Today, SunPower is arguing for increased integration with the acquisition of SolarBridge Technologies, Inc., an integrated microinverter company. SunPower will use this technology, which converts direct current (DC) generated by a single solar PV panel into alternating current (AC), to develop next-generation microinverters for use with SunPower’s high-efficiency solar panels.

Based in Austin, Texas, SolarBridge has developed an innovative, highly reliable microinverter solution that creates roof-ready AC solar panels. Panels with these factory-integrated microinverters can be directly installed, eliminating the need to mount or assemble additional components on the roof or the side of a home, and helping to reduce the soft costs of installation.

“SunPower’s acquisition of SolarBridge and its high performance microinverter technology will allow us to develop a differentiated product specifically optimized for our high efficiency solar panels,” said Tom Werner, SunPower president and CEO. “This is the beginning of integrating electronics into our world-class solar panel technology. In this case, the combined result will provide our residential customers with an elegant, reliable and complete solution that fits their home specifications, including system design flexibility, ease of installation and maintenance, and improved overall aesthetics.”

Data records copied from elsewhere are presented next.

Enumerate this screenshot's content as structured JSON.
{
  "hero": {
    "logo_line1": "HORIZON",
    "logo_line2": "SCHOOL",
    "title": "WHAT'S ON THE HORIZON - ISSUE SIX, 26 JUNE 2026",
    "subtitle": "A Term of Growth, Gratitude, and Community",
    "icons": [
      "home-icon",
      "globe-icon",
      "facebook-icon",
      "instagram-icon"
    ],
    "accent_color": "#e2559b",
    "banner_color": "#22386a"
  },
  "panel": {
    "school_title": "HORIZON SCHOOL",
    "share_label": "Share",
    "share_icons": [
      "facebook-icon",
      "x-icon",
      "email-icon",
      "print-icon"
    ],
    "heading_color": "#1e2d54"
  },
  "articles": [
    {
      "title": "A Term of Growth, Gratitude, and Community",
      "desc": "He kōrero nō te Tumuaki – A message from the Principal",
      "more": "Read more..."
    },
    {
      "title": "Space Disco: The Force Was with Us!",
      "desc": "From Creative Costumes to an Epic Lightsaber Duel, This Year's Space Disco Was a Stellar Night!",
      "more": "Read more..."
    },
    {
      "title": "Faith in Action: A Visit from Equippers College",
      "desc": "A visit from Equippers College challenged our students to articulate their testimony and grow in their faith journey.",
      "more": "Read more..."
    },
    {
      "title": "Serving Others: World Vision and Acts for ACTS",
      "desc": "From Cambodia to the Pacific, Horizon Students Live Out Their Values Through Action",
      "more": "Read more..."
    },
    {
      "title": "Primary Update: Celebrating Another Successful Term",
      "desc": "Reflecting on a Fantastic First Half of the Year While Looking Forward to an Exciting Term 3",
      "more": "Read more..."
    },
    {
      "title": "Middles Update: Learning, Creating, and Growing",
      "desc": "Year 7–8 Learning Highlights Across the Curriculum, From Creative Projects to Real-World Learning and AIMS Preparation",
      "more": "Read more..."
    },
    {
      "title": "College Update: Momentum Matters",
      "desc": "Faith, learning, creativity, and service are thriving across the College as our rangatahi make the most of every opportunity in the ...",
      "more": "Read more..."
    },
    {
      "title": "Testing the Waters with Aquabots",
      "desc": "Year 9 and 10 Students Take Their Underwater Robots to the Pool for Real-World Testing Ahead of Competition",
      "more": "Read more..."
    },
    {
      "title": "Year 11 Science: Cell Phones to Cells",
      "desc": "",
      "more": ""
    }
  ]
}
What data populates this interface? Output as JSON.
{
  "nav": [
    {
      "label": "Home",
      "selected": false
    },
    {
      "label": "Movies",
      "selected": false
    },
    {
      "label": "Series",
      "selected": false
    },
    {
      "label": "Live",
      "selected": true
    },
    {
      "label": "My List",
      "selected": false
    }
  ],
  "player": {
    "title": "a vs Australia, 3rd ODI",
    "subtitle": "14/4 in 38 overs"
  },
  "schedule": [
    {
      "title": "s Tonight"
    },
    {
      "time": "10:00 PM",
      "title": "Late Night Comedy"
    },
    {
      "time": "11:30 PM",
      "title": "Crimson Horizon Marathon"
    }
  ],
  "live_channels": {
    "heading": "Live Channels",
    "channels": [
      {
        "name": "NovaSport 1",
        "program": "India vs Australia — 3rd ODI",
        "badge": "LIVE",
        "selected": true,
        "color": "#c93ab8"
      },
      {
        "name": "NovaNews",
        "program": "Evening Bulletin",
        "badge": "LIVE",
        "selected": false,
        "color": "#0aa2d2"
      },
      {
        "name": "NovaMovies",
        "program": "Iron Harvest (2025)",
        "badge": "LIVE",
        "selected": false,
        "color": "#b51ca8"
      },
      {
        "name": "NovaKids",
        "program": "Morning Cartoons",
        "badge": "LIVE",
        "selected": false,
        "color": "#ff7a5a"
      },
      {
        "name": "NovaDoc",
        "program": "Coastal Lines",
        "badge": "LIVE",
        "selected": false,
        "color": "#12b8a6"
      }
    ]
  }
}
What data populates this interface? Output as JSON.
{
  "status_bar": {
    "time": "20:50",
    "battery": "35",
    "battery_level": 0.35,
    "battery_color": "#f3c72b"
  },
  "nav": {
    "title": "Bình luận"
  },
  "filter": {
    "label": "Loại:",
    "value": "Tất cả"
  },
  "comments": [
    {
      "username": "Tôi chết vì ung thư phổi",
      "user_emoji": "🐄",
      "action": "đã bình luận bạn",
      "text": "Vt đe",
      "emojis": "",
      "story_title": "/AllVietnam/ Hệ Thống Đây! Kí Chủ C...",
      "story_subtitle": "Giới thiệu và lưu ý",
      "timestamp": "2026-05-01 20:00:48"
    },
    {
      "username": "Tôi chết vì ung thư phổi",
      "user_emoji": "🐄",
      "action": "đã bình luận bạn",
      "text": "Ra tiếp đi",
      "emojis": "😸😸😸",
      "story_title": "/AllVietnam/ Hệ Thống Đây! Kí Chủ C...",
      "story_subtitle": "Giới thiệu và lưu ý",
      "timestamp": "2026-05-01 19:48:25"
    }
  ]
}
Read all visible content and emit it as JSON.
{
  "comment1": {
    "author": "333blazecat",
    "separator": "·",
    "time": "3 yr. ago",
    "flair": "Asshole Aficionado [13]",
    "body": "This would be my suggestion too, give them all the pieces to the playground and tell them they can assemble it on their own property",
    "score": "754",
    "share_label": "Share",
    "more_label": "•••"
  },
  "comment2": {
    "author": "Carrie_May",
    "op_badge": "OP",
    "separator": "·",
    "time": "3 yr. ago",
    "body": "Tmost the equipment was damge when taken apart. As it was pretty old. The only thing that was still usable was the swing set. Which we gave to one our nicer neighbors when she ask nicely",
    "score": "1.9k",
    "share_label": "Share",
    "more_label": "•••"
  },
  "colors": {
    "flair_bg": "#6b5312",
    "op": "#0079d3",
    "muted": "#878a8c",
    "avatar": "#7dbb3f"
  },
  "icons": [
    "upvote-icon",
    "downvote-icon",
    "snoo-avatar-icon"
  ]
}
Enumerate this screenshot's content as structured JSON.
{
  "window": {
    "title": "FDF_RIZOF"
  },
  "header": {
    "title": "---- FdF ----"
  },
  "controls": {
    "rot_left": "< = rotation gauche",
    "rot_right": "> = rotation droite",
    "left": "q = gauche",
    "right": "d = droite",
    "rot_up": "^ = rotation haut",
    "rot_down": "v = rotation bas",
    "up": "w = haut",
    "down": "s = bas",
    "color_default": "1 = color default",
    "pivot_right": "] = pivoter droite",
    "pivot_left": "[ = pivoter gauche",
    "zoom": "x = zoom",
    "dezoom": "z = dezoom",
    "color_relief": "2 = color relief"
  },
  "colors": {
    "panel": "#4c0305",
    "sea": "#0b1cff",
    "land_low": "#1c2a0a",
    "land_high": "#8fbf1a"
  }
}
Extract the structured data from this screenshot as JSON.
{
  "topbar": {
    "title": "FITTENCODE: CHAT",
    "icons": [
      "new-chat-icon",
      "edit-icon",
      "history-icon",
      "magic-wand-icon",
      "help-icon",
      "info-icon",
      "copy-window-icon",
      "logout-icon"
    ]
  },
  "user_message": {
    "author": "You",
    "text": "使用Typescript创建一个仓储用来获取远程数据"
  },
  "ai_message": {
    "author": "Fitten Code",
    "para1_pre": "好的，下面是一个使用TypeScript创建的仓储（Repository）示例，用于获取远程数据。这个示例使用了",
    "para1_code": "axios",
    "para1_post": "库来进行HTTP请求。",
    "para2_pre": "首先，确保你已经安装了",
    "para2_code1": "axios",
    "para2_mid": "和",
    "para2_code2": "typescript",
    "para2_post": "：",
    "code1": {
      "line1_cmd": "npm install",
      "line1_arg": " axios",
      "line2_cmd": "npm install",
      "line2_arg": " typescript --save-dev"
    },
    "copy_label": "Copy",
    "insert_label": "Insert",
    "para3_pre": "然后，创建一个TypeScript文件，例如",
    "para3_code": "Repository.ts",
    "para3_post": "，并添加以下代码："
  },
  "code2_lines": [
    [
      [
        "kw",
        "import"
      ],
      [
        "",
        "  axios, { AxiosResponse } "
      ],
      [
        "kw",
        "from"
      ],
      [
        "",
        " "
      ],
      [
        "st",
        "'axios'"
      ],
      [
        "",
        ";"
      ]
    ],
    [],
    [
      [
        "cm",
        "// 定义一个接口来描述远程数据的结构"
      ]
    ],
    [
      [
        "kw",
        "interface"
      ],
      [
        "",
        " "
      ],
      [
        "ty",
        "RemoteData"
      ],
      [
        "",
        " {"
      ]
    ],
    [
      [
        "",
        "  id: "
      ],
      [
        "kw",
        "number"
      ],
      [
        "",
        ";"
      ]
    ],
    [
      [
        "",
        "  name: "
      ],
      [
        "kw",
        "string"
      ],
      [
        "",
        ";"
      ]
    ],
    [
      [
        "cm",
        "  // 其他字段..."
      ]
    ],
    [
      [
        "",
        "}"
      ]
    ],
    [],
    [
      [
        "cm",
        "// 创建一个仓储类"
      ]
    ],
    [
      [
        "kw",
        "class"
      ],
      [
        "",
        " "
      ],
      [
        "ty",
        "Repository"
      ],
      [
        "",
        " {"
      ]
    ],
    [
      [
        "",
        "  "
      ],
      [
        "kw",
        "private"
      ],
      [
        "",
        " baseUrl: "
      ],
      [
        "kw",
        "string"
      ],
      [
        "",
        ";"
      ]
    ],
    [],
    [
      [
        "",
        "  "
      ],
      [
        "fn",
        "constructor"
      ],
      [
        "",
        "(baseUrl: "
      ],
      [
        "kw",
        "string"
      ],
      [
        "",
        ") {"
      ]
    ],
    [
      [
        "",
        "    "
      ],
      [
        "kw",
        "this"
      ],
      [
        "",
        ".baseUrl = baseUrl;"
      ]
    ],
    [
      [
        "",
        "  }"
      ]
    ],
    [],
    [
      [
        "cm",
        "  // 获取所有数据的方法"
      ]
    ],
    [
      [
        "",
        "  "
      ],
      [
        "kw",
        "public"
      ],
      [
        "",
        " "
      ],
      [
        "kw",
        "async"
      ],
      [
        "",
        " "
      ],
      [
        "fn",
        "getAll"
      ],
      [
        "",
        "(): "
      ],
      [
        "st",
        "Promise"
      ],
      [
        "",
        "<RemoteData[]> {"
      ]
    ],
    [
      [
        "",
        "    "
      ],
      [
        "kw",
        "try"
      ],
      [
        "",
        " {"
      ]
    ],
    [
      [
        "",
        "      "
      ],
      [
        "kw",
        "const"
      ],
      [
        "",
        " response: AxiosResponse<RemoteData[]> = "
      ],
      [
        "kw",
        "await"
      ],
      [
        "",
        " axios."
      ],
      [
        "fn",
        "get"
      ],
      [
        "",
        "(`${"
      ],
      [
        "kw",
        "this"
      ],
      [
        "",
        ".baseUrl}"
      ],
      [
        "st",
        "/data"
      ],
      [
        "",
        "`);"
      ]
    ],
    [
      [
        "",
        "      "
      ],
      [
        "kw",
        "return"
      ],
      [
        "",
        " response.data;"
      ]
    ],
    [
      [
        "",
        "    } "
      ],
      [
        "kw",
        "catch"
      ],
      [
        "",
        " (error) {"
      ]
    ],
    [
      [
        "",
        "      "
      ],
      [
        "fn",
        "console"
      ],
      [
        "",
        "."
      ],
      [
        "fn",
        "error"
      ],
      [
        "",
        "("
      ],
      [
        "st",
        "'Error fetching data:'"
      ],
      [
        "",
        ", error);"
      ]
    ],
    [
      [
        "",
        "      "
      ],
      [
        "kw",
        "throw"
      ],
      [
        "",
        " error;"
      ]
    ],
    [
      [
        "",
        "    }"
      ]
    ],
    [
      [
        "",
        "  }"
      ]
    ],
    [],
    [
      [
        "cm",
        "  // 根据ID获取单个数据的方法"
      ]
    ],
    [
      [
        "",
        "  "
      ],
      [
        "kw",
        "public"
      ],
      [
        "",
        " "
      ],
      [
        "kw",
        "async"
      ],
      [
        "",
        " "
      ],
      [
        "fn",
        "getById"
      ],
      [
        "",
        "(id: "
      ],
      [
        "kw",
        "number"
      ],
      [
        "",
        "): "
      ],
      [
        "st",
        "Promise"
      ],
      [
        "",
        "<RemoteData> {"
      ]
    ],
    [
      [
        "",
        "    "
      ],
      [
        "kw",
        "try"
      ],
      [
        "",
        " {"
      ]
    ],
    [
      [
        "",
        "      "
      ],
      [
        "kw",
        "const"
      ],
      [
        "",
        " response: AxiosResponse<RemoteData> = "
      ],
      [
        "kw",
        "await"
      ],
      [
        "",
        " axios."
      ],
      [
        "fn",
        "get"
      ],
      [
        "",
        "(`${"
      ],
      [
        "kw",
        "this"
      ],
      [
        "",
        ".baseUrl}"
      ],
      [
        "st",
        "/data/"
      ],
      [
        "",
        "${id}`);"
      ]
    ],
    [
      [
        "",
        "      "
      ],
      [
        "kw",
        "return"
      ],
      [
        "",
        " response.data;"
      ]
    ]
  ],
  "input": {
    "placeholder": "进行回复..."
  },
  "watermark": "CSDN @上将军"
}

With AC solar panels, the power generated by the solar system is optimized and monitored at each solar panel to ensure maximum energy production. The panels provide design and installation flexibility, and are suited for a wide variety of system and rooftop configurations. AC solar panels also help reduce soft costs associated with solar installations, including labor, permitting, and customer acquisition costs, which represent a significant portion of the overall system cost.